US1832417 *Feb 1, 1928Nov 17, 1931Glidden CoPigment
US1987980 *Jan 10, 1933Jan 15, 1935Binney & Smith CompanyLacquer
US2296382 *Aug 16, 1940Sep 22, 1942Interchem CorpDispersion of hydrophile pigments
US2323749 *Jun 16, 1942Jul 6, 1943American Cyanamid CoWater-repellent ultramarine
US2379070 *Mar 14, 1941Jun 26, 1945Du PontPigment dispersions
US2809122 *Jun 24, 1954Oct 8, 1957Sherwin Williams CoDual purpose tinting base
US2878135 *Apr 26, 1956Mar 17, 1959Sherwin Williams CoTinting bases for both oil and water reducible paints
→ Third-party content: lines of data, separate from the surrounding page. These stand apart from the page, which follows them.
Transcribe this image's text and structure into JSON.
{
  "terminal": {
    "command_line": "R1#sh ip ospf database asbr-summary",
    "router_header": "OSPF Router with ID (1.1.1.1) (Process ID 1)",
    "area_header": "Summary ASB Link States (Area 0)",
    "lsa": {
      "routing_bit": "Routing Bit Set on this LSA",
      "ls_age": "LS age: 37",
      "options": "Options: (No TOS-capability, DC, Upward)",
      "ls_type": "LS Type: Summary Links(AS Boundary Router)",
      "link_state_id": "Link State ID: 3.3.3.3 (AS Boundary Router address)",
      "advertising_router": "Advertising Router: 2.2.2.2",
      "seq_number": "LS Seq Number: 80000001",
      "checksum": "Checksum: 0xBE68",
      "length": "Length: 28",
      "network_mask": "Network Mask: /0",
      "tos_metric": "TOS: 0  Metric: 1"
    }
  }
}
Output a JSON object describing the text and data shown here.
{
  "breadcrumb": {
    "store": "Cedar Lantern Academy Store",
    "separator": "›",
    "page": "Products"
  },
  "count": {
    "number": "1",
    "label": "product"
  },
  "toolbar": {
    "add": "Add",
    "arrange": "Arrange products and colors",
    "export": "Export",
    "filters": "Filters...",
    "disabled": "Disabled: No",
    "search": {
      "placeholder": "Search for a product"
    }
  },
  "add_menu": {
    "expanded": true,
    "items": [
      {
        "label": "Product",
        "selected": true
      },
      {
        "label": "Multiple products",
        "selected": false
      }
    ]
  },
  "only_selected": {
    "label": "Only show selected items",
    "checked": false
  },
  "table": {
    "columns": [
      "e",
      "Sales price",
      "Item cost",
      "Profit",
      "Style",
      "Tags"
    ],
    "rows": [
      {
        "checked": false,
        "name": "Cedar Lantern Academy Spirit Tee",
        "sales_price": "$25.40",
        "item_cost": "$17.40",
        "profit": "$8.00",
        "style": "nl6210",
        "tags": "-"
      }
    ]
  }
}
Referenced by
Citing PatentFiling datePublication dateApplicantTitle
US3483009 *Aug 9, 1968Dec 9, 1969Sherwin Williams CoUniversal color base for coating compositions
US3620793 *Aug 30, 1968Nov 16, 1971Hoechst AgPigment preparations to be used in nonaqueous systems
US3645765 *Nov 20, 1968Feb 29, 1972Phillips Petroleum CoCarbon black pelleting agent
US3956008 *Feb 27, 1974May 11, 1976Kark Finke OhgLiquid colorant dispersions for plastics
US4019923 *Jun 16, 1975Apr 26, 1977Produits Chimiques Ugine KuhlmannPolydispersible pigment compositions
US4221601 *Jan 6, 1977Sep 9, 1980Basf Farben & Fasern AgPackaged pigment pastes and process for coloring and toning water-diluted coating agents
US5300256 *Oct 5, 1992Apr 5, 1994Eastman Chemical CompanySolid-form additive systems dispersible in aqueous media
DE1955556A1 *Nov 5, 1969Jun 11, 1970Unilever NvSuspendierende Fluessigkeiten
Classifications
U.S. Classification106/499, 106/504
International ClassificationC09D17/00
Cooperative ClassificationC09D17/002
European ClassificationC09D17/00F